How to tell someone you have an eating disorder

To live with an eating disorder often means to live with a very big secret. This secret can keep us feeling incredibly isolated, unseen and cut off from even our closest family and friends. We hold the secret close to us because the prospect of something or someone challenging it can feel incredibly threatening.

It’s threatening because the eating disorder tends to serve some sort of purpose. For many, this purpose might be a sense of safety and control, perhaps it helps to distract us or keep us feeling independent and ‘self-contained’.

So the prospect of that being challenged can be terrifying. As such, when someone makes the courageous decision to reach out for help – we must recognise the bravery and respect the step they’ve taken towards recovery.

If you’re reading this and aware that you need help but don’t know how to communicate this, here are our tips:

Recognise your bravery and that you’re ready for recovery

Recovery can feel like such a daunting prospect, but ultimately at this point it means that you realise you deserve and want something different (and better). Sometimes we have to reach a point where we realise that our problems are bigger than ourselves, and that we need assistance with change. That is incredibly brave, and this need deserves to be met with such respect and compassion.

Consider your person

Mental health is extremely personal, as such we need to handle our process sensitively and ensure we pick someone that we trust to speak to. Perhaps a parent, partner or close friend feels safe. Others may prefer to speak to someone more with more of a distance, like therapist, GP or distant relative.

Plan your approach

One of the daunting things about disclosing something personal is that we often cannot control the outcome. However, we can mitigate the unpredictable with our own preparation. Pick a time when emotions aren’t running high and perhaps plan what you want to say in advance. You might want to write notes on your phone, or even write a letter if speaking face-to-face feels too much. Writing things down can be particularly helpful if you’re visiting a doctor and have limited time together. It can be really daunting taking that first step, and we can often underestimate our ability to cope. Trust your instinct if you feel it’s time for help. People can and do get better

And lastly, go back to kindness…

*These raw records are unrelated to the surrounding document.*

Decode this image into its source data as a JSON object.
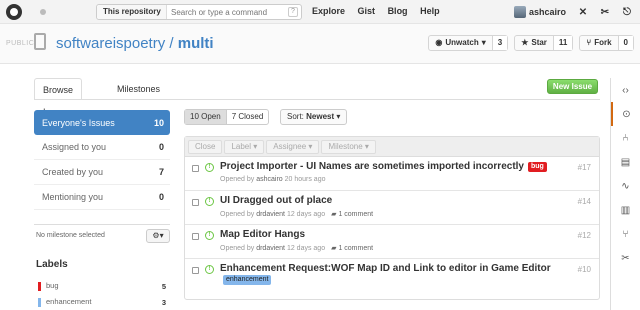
{
  "header": {
    "search_scope": "This repository",
    "search_placeholder": "Search or type a command",
    "search_hint": "?",
    "nav": [
      "Explore",
      "Gist",
      "Blog",
      "Help"
    ],
    "username": "ashcairo"
  },
  "repo": {
    "visibility": "PUBLIC",
    "owner": "softwareispoetry",
    "separator": "/",
    "name": "multi",
    "watch_label": "Unwatch",
    "watch_count": "3",
    "star_label": "Star",
    "star_count": "11",
    "fork_label": "Fork",
    "fork_count": "0"
  },
  "tabs": [
    {
      "label": "Browse Issues",
      "selected": true
    },
    {
      "label": "Milestones",
      "selected": false
    }
  ],
  "new_issue_label": "New Issue",
  "filters": [
    {
      "label": "Everyone's Issues",
      "count": "10",
      "active": true
    },
    {
      "label": "Assigned to you",
      "count": "0",
      "active": false
    },
    {
      "label": "Created by you",
      "count": "7",
      "active": false
    },
    {
      "label": "Mentioning you",
      "count": "0",
      "active": false
    }
  ],
  "milestone_text": "No milestone selected",
  "labels_heading": "Labels",
  "labels": [
    {
      "name": "bug",
      "count": "5",
      "color": "#e11d21"
    },
    {
      "name": "enhancement",
      "count": "3",
      "color": "#84b6eb"
    }
  ],
  "state_toggle": {
    "open": "10 Open",
    "closed": "7 Closed"
  },
  "sort": {
    "prefix": "Sort:",
    "value": "Newest"
  },
  "tools": [
    "Close",
    "Label",
    "Assignee",
    "Milestone"
  ],
  "issues": [
    {
      "title": "Project Importer - UI Names are sometimes imported incorrectly",
      "label": "bug",
      "label_color": "#e11d21",
      "opened": "Opened by",
      "author": "ashcairo",
      "age": "20 hours ago",
      "comments": "",
      "number": "#17"
    },
    {
      "title": "UI Dragged out of place",
      "label": "",
      "label_color": "",
      "opened": "Opened by",
      "author": "drdavient",
      "age": "12 days ago",
      "comments": "1 comment",
      "number": "#14"
    },
    {
      "title": "Map Editor Hangs",
      "label": "",
      "label_color": "",
      "opened": "Opened by",
      "author": "drdavient",
      "age": "12 days ago",
      "comments": "1 comment",
      "number": "#12"
    },
    {
      "title": "Enhancement Request:WOF Map ID and Link to editor in Game Editor",
      "label": "enhancement",
      "label_color": "#84b6eb",
      "opened": "",
      "author": "",
      "age": "",
      "comments": "",
      "number": "#10"
    }
  ],
  "colors": {
    "accent": "#4183c4",
    "new_issue_green": "#60b044",
    "open_icon": "#6cc644"
  }
}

No matter what happens, return to kindness and self-compassion. If things don’t turn out the way you hoped, know that you can return to the conversation as many times as you need. Keep holding on to the part of you that wants change and trusts that you deserve something different.

Curated by

Ellie Parkins
Ellie is an experienced mental health writer and communicator, and psychotherapist. Starting her career at a global communications marketing firm straight out of university, Ellie found herself drawn to the mental health sector early on, and specifically to the field of eating disorders where she holds a particular passion and interest. To Ellie, inspiring hope that recovery is possible is a huge motivator for her work. Having found so much expression and healing through the written word herself, knowing that they can make such an impact is what gets her out of bed in the morning. Outside of work and studies, Ellie enjoys the simple pleasures of hanging out with her partner and pug, and meandering about East London.